Is it a bad thing ? Well, if your network is rather organized, IP conventions are in place and the IT organization consists of only a handful of team members, then go ahead and use IP addresses.
However, if you run a medium to large network with many different IT assets, an updated and well maintained DNS is a must. Names make it easier to identify the type of the device, its function and location and can make network troubleshooting much easier.
Here are some examples for device naming conventions (just to give you an idea):
rtr-nyc-r2.acme.com = Router in NewYork in Rack 2
fw-dc01 = Firewall, located in a Data Center numbered as 01
fw-dr01 = Firewall, located in a Data Center numbered as 01
sw-core-nyc01-fl2-r3 = Core switch in NewYork, 2nd Floor, Rack 3
Now, if you have several network management systems in place, DNS becomes even more important. Actually it serves as a "glue" that bonds these systems.

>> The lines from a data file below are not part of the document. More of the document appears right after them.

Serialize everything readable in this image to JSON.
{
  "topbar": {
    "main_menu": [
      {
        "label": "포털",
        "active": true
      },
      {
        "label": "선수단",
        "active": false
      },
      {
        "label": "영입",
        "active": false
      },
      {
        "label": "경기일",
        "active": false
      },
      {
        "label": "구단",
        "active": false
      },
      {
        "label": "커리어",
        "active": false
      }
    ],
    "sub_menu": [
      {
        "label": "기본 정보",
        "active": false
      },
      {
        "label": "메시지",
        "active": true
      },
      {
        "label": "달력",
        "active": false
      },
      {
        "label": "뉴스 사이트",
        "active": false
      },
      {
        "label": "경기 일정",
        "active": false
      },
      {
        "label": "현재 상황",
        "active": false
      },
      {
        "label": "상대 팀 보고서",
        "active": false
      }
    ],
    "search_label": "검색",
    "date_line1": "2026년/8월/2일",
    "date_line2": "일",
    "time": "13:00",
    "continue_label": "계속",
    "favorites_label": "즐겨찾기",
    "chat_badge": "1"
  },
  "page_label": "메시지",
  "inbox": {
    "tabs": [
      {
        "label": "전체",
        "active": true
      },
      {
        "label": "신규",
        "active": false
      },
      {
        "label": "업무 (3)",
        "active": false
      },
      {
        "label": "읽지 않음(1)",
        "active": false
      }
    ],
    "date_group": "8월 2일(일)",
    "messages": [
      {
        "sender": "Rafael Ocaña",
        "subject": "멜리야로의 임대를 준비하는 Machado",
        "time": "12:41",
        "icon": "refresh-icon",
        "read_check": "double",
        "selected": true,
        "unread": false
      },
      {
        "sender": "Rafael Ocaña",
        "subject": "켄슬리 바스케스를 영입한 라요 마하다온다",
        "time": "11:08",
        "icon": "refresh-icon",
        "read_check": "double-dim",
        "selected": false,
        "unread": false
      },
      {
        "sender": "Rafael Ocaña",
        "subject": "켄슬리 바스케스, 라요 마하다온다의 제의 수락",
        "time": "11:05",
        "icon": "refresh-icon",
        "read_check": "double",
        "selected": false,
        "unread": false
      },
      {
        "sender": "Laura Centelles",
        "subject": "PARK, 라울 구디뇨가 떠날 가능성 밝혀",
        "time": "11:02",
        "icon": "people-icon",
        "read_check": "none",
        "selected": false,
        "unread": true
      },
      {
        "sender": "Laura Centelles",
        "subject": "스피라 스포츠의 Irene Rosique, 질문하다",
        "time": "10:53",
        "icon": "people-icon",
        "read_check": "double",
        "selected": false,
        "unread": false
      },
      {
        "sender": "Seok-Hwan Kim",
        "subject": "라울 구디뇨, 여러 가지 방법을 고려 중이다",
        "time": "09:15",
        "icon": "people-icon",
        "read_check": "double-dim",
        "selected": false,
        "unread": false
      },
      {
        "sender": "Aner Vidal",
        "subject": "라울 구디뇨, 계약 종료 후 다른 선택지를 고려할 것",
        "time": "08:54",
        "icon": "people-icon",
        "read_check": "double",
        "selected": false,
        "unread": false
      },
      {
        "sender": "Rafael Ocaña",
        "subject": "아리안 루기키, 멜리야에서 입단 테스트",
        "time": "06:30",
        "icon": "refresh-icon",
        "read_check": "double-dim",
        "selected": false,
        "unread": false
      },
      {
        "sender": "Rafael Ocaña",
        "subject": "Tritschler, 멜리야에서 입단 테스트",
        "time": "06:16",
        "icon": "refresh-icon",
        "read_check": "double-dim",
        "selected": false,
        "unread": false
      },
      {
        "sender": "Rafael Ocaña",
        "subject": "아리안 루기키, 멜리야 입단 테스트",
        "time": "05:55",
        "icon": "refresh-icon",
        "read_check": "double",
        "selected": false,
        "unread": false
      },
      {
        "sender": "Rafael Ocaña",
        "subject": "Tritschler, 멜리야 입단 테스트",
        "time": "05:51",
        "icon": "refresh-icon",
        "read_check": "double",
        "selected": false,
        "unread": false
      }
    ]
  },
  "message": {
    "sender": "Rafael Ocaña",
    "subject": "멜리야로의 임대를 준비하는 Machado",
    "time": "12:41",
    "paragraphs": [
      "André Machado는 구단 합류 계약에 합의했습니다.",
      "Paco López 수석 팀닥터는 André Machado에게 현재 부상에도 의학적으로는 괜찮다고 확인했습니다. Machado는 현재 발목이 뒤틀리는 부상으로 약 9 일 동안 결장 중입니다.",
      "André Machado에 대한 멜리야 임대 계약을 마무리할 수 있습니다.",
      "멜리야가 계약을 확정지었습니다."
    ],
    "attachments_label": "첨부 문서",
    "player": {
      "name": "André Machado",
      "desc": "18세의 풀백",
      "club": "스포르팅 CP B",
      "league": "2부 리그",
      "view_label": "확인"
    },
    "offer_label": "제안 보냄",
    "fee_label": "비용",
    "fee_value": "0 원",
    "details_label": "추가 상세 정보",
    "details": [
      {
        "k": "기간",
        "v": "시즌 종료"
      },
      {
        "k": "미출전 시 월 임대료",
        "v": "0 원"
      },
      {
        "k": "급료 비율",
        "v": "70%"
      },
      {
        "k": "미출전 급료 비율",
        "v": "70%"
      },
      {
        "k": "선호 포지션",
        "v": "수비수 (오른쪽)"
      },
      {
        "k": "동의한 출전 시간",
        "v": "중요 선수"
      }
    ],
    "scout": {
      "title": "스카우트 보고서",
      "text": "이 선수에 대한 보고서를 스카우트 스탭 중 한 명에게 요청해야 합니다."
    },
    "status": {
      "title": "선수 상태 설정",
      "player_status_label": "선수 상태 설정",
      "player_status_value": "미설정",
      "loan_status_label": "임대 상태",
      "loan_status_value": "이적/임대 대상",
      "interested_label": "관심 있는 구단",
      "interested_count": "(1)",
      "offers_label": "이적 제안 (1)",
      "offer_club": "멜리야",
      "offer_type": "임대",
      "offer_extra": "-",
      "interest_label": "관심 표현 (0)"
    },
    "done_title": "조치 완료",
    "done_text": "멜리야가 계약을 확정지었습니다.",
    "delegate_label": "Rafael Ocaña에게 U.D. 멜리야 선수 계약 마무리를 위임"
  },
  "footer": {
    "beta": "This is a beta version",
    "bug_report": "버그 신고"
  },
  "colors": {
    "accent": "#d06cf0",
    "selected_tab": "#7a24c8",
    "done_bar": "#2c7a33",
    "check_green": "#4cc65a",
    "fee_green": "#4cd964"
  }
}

For example you may have a SolarWinds Orion NPM tool that monitors your network for availability and performance, while HP Operations is the main console of your NOC. Alerts sent from Orion to HP Operations are meaningful when you have correct DNS names and are understandable to any IT person (not just yourself).
NOC personnel can launch Solarwinds console by right-clicking on an icon or message in HP Operations and vice versa. Same names across the various management systems are allowing this magic to work.
In the second chapter on DNS I will discuss the actual configuration details of a DNS server.